[[ Records to process open ]]
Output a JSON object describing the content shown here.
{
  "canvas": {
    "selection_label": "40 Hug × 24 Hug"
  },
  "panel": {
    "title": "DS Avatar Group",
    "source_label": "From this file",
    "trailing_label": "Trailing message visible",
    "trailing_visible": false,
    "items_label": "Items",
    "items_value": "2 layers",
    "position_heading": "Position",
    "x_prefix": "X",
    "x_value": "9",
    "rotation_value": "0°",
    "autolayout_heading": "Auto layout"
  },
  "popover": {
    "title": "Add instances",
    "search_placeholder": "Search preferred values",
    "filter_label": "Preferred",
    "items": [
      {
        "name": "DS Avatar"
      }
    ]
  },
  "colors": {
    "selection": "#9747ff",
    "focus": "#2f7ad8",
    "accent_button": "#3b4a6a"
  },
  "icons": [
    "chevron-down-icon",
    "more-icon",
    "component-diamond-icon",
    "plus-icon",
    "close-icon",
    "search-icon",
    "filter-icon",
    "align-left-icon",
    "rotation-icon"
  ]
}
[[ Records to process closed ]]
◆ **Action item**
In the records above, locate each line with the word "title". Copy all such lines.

◆ **Task answer**
    "title": "DS Avatar Group",
    "title": "Add instances",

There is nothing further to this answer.